Reddit or one should say many popular websites have a pretty fraught relationship with the Russian government, accompanied with consistent threats and incidents of blocking websites in the country. In a recent turn of events, Reddit was blacklisted and banned from many ISPs of Russia.
However within hours, the ban got uplifted much to the surprise of many Reditters who were left wondering what on earth is going on between Reddit and Russia.
The things got clear when Russia’s Federal service for the Supervision of Communications, Information Technology and Mass Media, the Roskomnadzor posted an update on the social network of Russia, VKontacte ,
On August 13, federal officials received on their “hot line” a message from the site’s administrators saying Internet users in Russia no longer have access to the illegal content. Roskomnadzor has confirmed [Reddit’s] full compliance, and accordingly removed the website from the registry of illegal online materials.
The whole things started when Roskomnadzor found a 2 year old thread on Reddit which had a discussion about cultivation of drug plants. According to Latvian-based Meduza which first broke the news, the page was titled “Minimal and Reliable Methods for Growing Psilocybe” and contained instructions to grow psychedelic mushrooms.
Given the fact that Russian government is particularly sensitive about drug abuse and anything even remotely related to it, Roskomnadzor went ahead and requested the Reddit administrators to remove the said page from the website.
However, Reddit failed to respond in time which led Roskomnadzor to launch a full blown attack on Reddit posting its irk on social media and even made a poster describing Reddit administrators as WANTED and accused Reddit of being “understaffed” in the August holiday season.
They further prompted Reddit users to contact the administrators and urge them to check their mails else they would block the entire website which they did after some time.

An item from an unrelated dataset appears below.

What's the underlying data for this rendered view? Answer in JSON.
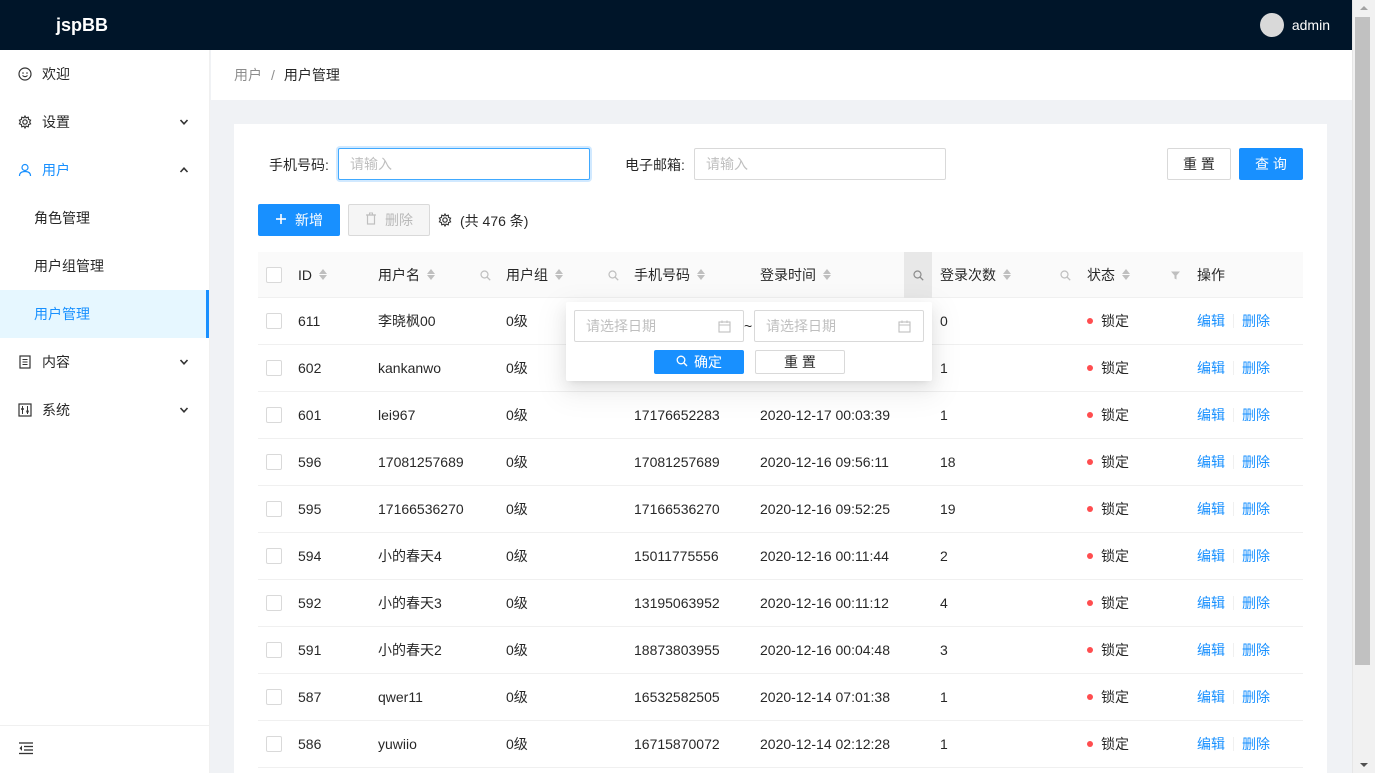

However, the ban has now been lifted as Reddit complied with their request and removed the said page.
However, this is in itself is interesting as some time back, Reddit had made its stand pretty clear regarding these issues and had posted a thread entitled “Let’s talk content” in which it stated that “anything illegal … things that are actually illegal, such as copyrighted material” would be removed from pages but discussing about illegal things like drug abuse was not illegal and so it would remain.
It thus isn’t really clear, which way Reddit is heading too. More freedom, or more compliance.
Given the recent flak Reddit has been receiving from various government authorities for some hugely controversial and sensitive content on its pages, Reddit seems to have become a bit more laid back in its policy which became clear in the latest statement Reddit gave to TechCrunch after the Russian incident:
Reddit is a US company that operates a website with millions of users, posts, and comments. We regularly receive government requests around the world to remove content from Reddit and closely review these requests considering applicable local laws. We want to ensure our services are available to users everywhere but if we receive a valid request from an authorized entity, we reserve the right to restrict content in a particular country.
So yeah, Reddit has indeed chosen “compliance” over freedom. Looking at the number of users it was set to loose, this might prove to be a rather sensible decision. It’ll be interesting to see though, Reddit’s actions in such situations in the near future.